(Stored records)
******

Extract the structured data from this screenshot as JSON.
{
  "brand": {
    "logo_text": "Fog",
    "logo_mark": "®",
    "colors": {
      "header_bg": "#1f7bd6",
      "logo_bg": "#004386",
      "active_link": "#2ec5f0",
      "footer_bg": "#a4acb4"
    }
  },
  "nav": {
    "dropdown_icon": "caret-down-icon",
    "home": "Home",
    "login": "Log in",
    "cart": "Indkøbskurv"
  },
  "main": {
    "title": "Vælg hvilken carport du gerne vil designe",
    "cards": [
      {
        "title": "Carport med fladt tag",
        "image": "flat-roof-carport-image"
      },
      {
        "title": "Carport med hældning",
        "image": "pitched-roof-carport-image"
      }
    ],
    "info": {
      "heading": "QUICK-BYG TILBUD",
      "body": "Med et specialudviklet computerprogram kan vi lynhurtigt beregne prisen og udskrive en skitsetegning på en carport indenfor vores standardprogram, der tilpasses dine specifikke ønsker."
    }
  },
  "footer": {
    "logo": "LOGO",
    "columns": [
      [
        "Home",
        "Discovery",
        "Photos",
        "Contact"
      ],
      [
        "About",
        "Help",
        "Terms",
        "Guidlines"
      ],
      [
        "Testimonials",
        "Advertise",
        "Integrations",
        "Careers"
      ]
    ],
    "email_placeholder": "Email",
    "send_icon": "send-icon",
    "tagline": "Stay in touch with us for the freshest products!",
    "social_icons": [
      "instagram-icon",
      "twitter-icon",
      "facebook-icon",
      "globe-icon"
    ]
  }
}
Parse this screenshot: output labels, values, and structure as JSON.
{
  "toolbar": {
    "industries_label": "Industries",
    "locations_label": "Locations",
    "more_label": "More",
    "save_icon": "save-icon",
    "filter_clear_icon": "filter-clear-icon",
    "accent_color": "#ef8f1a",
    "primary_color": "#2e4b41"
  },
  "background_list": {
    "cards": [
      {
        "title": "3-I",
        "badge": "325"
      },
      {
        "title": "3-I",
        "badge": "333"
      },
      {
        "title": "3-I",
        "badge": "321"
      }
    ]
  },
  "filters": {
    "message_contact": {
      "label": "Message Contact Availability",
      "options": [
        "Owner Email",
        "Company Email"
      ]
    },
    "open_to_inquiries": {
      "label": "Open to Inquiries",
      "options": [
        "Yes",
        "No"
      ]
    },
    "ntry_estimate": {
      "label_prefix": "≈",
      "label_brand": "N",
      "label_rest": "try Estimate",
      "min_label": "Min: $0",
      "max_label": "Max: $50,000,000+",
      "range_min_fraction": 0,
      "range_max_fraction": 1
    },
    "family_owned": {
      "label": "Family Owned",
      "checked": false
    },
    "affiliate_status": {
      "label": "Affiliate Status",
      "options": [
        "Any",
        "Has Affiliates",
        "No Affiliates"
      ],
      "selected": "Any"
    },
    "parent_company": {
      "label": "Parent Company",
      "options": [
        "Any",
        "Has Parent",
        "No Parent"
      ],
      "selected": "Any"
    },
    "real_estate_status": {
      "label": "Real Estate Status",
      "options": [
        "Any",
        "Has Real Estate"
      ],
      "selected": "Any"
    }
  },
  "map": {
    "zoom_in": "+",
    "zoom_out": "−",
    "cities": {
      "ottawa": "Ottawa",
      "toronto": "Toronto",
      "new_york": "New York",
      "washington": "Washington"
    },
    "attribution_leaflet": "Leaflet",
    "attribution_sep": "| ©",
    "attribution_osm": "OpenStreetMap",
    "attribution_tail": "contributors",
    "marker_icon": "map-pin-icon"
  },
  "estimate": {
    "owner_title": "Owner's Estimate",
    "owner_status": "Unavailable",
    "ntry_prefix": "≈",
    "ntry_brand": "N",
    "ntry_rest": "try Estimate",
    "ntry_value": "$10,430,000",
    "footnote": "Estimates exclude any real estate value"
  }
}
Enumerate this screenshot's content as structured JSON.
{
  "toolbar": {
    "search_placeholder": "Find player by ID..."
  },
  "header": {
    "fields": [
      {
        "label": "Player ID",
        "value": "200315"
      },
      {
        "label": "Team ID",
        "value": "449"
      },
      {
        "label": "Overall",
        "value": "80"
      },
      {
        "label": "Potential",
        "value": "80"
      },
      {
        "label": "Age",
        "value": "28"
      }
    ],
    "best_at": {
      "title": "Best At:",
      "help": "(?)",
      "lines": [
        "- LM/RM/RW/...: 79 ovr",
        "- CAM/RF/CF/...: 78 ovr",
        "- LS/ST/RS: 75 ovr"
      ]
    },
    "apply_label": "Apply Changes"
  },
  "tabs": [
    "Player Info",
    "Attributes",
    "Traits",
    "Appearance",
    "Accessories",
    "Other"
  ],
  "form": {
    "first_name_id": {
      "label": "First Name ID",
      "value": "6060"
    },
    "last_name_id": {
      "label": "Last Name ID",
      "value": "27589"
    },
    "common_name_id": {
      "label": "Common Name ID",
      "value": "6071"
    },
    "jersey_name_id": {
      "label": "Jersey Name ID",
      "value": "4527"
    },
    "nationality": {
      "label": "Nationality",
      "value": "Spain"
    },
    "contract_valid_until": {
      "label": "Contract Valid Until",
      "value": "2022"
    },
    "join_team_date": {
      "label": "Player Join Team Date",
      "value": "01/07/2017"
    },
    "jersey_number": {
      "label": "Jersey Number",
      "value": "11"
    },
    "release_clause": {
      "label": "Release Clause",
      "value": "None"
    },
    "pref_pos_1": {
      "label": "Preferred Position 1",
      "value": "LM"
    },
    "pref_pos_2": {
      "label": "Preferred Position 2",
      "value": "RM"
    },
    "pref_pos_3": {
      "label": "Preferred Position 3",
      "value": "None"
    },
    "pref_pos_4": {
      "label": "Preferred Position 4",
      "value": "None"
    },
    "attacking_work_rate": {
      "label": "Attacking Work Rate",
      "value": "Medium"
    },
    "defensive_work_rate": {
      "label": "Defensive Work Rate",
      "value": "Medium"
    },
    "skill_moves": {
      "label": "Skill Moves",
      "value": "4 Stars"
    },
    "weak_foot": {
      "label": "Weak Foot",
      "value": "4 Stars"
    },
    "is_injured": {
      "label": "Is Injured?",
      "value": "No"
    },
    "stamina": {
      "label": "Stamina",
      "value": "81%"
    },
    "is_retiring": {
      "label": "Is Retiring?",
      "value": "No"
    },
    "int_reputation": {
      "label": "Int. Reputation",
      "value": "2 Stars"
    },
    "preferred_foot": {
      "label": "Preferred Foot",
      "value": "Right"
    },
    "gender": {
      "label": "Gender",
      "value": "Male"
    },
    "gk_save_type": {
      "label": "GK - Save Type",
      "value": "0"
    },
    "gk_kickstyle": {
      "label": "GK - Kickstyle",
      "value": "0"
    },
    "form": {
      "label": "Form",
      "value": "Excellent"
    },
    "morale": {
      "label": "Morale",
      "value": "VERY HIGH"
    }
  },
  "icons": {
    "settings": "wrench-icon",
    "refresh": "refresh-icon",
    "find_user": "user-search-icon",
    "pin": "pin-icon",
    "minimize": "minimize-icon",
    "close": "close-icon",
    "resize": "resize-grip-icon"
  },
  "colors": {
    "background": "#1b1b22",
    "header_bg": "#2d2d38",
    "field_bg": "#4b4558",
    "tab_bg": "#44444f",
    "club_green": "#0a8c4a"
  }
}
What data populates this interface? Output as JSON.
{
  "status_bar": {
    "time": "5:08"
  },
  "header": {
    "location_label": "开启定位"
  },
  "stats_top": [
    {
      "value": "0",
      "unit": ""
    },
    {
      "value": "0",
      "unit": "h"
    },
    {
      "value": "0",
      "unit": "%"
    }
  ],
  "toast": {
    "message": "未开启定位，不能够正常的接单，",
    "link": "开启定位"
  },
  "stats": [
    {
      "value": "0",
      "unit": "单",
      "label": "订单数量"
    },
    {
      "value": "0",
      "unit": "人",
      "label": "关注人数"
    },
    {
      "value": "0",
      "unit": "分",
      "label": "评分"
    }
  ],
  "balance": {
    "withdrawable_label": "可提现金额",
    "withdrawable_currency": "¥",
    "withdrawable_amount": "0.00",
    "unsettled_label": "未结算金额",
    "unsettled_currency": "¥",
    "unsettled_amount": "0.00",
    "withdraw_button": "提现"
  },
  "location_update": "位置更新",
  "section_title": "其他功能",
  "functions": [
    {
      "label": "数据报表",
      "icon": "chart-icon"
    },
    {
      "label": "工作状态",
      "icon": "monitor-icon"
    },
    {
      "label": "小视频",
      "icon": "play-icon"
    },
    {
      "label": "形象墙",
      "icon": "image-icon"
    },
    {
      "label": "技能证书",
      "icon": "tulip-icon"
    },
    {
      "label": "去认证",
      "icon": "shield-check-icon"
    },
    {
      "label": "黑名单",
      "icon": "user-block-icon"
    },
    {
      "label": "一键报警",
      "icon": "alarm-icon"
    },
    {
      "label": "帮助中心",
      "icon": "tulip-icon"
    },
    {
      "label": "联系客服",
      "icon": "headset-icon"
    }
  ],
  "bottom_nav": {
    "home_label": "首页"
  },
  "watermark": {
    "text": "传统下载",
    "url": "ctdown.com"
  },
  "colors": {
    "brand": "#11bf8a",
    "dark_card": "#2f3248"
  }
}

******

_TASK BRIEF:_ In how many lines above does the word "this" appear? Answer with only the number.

_REPLY:_ 4